Buyers should beware of quit claim deeds because they can limit the buyer’s rights. Sellers should be cautious to give warranty deeds, and realize that buyers may be reluctant to accept a quit claim deed.
A quit claim deed, in contrast to the use of the words “grant” or “convey”, as set forth in A.R.S. §33-435, states that “I do hereby quit claim”. Often additional words will be inserted in the documents to the effect that “I make no warranties whatsoever”.
Standard forms are generally available.
A special warranty deed can sometimes bridge the gap between giving a full warranty deed or a quit claim deed when a seller is reluctant to assume the responsibilities of a warranty deed. These circumstances often arise when, for example, a family member is a trustee in a family living revocable trust and is going to transfer property to a beneficiary. The trustee may feel that he or she should not be assuming any responsibility for title and therefore reluctant to give a warranty deed. The trustee may give a special warranty deed instead. In complex real estate transactions, special warranty deeds have, over the years, become more and more frequently used because they offer some minimal protection to the buyer and have limited warranties on behalf of the seller.
In essence a special warranty deed could be interpreted as saying “I can not promise you what the condition of title or what has happened to the property. However, since I have been the titled owner of the property there are no title defects that I myself have created”. Although that explanation does not precisely correspond with the legal explanation, it is a useful way of thinking of special warranty deed.
Consulting with knowledgeable real estate legal counsel is a good idea.
Common uses of a general warranty deed would include: (1) Insured residential transactions in established subdivisions which have been approved by city and county and in connection with which a public report was issued.

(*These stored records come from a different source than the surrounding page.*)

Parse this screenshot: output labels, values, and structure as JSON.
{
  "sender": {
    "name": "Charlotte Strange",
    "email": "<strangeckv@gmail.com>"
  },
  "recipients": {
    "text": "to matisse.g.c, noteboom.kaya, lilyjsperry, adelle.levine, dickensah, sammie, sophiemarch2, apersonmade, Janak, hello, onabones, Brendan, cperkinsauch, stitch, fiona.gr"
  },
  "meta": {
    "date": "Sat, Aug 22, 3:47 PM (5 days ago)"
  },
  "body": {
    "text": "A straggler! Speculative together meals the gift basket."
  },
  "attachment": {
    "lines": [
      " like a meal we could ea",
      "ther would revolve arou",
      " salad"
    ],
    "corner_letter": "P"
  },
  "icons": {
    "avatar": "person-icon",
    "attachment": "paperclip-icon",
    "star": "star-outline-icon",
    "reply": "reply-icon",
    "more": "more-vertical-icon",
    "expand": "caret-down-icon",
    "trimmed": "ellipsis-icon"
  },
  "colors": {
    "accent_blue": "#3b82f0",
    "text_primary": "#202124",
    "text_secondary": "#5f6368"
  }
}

In this context, many of the “serious problems” would be or have been identified and resolved in the subdivision process. (2) Complex commercial and land transactions where there has been a careful analysis of the property through survey, careful review and analysis of the title report.
Common uses of a quit claim deed are: (1) To resolve boundary disputes between neighbors, or other disputed property where one party who is going to give up any “claim” it has on the property but does not want to make any promises that the title is proper or valid in favor of the grantor. (2) Complex transactions where the grantor has reservations about the status of title and the grantee is willing to accept title insurance as the sole assurance of title. Sometimes, the grantee will obtain what is referred to as “extended coverage” and other modified title insurance which gives significant protections against the types of things which are concerns in relation to title. These protections are usually not given in standard owner’s policies but may involve a costly survey to make sure that there are no problems.
A special warranty deed can be used when: (1) The seller or one to transfer the property has not been personally involved with the property and can not give any assurance regarding prior title status. Classic use examples would be a trustee in the family trust or a personal representative in a probate. (2) Commercial or other transactions where there is some doubt about the status of title, but the grantor is willing to assure that he or she has not done anything to affect the title.
Finally, this article does not affect all of the complexities in relation to the use of a warranty deed, special warranty deed or quit claim deed. However this should give the reader a basic legal description of the documents available and the implications of the use of each.
This article is not intended to be legal advice, and should not be relied upon as a substitute for consulting with competent legal counsel.